Swetha ArcotSince high school, I have dreamt of working in the IT industry. I think I was destined to be a computer science engineer. My older sister was a computer science engineer, and I’ve always had a passion for computer engineering!

As a young adult, I studied computer science and engineering in India and from there, I took on a quality assurance role, as a QA engineer, although now it’s commonly referred to as software test engineer. Growing my expertise in the space, I now hold the position of Technical Lead Manager at Sysdig, a cloud and container security company.

Challenges of my career

Since a young age, I have always felt cultural and societal pressures. My dad is very progressive; he had strong career ambitions for both of his daughters and supported our education a great deal. There were conflicting views from others who felt that girls do not need the level of education or career that my dad planned for us. He made a lot of sacrifices for our future – investing his life savings, taking additional loans and building our confidence. His support is a big factor in what got me to where I am today, and I am incredibly grateful.

Once I entered the professional world, I experienced scepticism about my ability as a woman in this industry. Fortunately, this wasn’t from everyone, but from those who did question, I always felt a pressure to prove my worth and I feel that pressure was stronger for me than it was for some of my male colleagues. I continually had to remind myself of my abilities despite attempts by others to diminish my value because I worked too hard to let their doubts knock my confidence. Over time, I learnt to let the quality of my work speak for itself to change others’ perceptions about me.

I’ve also spent time thinking about my career and my life as a mother. When I had my second child, I had doubts as to if I could manage it all. It’s a lot to juggle kids and work. I imagine most professional mothers feel the same. I am grateful for my husband to be incredibly supportive throughout my career. Even with his continuous help and assistance, I realised those early years were not the time for me personally to push myself to the next promotion. I worked hard at work for years, but during the early years of motherhood, I chose to concentrate on doing the job at hand, not pushing for the next promotion. I knew it would be there when I was ready to take on more work. Once I saw that my kids were ok, everything was stable, I started pushing to move further in my career. This was hard for me to admit at the time, but this worked for me and I’m proud I made the decision that I did!

I have now been at Sysdig for more than three years and I feel that I have found a place where I am always valued by my work, not judged on anything else. Building on the progress the industry has made, Sysdig has harnessed a positive culture that is hard to find, even in the most progressive companies.

Advice to other women

While progress has been made, there is still work to be done. One area is around pay equality. I think it’s our responsibility as women to research the pay grade and negotiate. I would advise any women in the interview process to stand strong in their requests. Women should take advantage of recent laws in the United States, which require companies to disclose the salary bands for a posted role. Women should use this information, even if they are not US-based to understand what their peers are being paid.

Make sure your career is a good fit for YOU

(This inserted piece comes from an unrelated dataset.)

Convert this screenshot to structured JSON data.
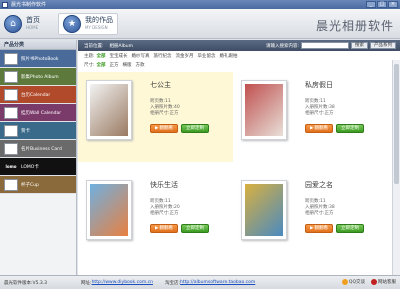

Another piece of advice is to remember when you’re interviewing with a company, they are interviewing you, but you’re also interviewing them. Listen to your gut, and if something doesn’t feel right, perhaps you shouldn’t join that company. I’ve declined opportunities when I didn’t feel the culture was the right fit. Always make sure you are asking the necessary questions to get a feel for the company, their plans for the future and their culture, so you can make a better-informed decision.

As the next generation of women think about the career they want to build, I encourage them to consider what they are passionate about and to not be afraid of big dreams. If you pursue what you are passionate about, you’re naturally going to excel in that field. Once you identify your dream, go for it, be consistent and don’t let anything or anyone stop you. You will find your allies and mentors along the way who will help you shine!

Advice I would give to my younger self

Finally, my advice is to not feel weak for intentionally slowing down your career during the early days of motherhood. It doesn’t make you less of a feminist or less of a “boss lady” by doing that.

Work will be there when you are ready for it. Even when you find it tough, know that you are stronger than you realise and you will push through it and emerge stronger. Your career will be long, it’s okay to lean into different things at different times.

Find the right balance for you personally. I’m now in a place where I can look back at that time knowing I did a good job handling both priorities – my kids are wonderful, and my career is going really well. And I know that my dad is proud of me!